- THE DATA -
-------

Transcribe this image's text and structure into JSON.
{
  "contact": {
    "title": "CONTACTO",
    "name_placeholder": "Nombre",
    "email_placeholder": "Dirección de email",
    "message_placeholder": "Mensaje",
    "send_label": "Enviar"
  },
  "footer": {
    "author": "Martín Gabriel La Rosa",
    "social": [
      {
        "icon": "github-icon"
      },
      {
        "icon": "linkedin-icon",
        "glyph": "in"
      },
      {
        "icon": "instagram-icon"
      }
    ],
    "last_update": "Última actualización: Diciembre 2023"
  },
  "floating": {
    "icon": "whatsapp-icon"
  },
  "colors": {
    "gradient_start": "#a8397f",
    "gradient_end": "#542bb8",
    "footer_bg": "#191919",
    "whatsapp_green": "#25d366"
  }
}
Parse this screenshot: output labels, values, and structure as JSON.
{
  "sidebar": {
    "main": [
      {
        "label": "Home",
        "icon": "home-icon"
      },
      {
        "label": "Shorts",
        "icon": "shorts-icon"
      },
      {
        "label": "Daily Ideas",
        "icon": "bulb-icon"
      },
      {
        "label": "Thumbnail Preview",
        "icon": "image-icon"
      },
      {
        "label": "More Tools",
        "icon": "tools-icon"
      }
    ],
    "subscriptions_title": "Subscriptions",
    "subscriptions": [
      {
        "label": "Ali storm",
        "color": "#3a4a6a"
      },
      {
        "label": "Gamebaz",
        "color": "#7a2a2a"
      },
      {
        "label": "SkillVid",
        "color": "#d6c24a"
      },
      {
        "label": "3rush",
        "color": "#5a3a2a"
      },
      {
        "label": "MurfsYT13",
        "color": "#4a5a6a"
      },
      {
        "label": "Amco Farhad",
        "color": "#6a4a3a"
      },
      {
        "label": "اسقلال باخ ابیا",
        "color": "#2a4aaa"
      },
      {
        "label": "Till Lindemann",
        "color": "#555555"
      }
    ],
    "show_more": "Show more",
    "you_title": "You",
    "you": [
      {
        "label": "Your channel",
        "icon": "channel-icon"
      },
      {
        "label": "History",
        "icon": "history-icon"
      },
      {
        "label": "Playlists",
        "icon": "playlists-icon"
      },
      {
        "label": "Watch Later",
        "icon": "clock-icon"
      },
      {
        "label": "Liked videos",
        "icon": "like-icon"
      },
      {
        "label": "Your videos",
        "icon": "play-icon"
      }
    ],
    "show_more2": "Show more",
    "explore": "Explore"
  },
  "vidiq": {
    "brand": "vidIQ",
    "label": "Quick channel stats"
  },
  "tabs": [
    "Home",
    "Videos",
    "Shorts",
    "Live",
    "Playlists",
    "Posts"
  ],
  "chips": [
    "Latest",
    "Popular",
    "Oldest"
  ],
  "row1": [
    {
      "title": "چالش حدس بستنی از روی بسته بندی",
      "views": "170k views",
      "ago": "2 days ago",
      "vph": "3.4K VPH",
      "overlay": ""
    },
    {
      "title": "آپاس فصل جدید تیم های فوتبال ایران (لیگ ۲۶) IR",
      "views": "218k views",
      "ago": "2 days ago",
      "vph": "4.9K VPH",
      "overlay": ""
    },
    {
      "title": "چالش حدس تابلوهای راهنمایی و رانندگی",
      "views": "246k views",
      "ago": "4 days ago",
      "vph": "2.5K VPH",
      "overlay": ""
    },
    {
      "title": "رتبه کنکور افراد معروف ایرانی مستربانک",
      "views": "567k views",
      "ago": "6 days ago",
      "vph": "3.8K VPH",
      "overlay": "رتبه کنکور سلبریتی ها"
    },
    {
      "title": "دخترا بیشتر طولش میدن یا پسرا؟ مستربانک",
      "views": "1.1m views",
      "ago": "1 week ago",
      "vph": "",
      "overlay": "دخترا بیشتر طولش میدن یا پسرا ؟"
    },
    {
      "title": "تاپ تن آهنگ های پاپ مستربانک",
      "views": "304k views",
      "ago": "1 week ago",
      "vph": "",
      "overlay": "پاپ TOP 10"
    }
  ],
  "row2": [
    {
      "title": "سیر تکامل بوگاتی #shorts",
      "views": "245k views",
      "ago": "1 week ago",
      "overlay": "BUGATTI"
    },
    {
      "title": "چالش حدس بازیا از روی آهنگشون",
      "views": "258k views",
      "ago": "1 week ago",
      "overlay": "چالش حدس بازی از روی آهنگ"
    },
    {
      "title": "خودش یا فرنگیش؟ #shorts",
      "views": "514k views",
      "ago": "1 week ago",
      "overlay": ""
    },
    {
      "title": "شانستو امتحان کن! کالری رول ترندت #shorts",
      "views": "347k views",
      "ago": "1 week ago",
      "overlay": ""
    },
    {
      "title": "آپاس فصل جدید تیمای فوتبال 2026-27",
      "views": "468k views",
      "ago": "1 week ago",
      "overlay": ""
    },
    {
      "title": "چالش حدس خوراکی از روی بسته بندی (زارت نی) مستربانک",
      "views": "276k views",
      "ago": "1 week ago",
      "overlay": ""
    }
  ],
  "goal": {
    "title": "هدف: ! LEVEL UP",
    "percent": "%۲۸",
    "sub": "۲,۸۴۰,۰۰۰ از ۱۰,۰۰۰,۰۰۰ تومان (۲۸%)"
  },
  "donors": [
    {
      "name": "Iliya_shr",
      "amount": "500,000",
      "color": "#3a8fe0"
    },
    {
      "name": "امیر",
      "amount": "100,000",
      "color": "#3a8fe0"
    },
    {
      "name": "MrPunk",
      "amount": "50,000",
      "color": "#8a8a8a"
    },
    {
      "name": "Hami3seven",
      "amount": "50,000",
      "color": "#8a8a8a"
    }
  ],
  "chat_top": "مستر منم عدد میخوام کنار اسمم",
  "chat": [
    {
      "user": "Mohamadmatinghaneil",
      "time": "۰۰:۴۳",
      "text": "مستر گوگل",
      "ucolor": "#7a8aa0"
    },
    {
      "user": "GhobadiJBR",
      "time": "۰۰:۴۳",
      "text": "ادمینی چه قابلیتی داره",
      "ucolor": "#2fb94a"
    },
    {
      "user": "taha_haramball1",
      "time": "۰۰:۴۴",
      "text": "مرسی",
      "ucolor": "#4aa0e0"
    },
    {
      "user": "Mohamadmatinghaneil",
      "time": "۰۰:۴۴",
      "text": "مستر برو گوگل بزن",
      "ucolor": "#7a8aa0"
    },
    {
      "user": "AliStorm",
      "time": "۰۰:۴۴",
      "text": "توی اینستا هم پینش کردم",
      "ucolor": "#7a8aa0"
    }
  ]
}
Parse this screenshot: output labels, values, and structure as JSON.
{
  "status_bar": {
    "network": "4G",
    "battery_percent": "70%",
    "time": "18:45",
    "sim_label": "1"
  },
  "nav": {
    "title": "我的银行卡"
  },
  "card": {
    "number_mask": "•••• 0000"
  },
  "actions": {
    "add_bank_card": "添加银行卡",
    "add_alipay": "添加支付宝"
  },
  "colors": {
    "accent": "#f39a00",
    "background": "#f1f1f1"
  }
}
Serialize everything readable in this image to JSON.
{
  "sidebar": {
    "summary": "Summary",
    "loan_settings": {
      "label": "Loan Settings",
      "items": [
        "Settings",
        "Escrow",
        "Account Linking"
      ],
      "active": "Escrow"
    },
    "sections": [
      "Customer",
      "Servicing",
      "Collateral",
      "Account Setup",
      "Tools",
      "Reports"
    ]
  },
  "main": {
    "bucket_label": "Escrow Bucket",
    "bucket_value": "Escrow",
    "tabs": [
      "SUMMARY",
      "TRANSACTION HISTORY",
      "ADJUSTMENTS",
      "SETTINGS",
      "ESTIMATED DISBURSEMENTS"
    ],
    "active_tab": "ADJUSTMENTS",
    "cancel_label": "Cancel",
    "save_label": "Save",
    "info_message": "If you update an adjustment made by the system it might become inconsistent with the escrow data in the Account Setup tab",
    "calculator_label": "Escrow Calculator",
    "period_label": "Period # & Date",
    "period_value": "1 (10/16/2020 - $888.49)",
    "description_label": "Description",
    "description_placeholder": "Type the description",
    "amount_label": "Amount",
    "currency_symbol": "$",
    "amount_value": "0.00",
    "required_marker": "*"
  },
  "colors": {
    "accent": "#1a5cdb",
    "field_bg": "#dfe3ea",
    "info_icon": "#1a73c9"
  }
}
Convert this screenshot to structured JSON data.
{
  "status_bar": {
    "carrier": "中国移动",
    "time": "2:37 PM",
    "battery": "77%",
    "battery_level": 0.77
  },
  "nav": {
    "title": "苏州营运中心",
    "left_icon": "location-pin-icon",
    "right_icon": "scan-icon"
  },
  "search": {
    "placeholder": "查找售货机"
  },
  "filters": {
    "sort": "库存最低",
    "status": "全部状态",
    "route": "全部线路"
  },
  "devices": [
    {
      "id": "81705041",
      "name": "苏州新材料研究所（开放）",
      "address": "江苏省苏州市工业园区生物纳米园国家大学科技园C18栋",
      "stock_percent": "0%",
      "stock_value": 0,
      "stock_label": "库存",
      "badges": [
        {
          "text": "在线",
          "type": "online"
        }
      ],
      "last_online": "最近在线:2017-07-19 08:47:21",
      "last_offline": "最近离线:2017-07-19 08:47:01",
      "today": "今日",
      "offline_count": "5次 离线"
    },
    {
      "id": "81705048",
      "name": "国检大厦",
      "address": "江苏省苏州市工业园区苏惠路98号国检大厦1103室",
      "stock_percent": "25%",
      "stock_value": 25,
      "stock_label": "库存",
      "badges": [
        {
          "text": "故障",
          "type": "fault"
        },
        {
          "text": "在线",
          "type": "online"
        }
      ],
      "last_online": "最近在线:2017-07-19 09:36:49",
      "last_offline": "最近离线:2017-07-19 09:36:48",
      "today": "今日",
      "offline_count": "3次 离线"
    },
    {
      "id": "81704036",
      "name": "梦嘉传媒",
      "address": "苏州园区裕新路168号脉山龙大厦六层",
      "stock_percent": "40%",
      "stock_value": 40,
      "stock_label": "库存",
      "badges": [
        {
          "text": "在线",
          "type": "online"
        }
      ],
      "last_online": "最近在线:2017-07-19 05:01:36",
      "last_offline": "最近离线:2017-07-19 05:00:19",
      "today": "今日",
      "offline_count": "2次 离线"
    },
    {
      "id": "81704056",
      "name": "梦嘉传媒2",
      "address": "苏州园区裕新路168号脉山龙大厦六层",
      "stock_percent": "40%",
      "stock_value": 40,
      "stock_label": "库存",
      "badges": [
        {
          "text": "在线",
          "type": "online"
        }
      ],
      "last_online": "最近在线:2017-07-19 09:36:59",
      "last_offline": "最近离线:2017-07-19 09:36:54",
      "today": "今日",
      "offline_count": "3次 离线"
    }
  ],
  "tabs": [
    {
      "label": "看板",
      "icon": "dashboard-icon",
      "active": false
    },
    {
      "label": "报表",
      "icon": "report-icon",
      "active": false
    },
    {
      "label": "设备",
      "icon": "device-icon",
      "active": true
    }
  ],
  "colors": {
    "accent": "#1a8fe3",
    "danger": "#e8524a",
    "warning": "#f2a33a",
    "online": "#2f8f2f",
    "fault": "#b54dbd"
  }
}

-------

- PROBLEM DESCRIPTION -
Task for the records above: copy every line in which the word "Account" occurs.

- EXPECTED OUTPUT -
        "Account Linking"
      "Account Setup",
    "info_message": "If you update an adjustment made by the system it might become inconsistent with the escrow data in the Account Setup tab",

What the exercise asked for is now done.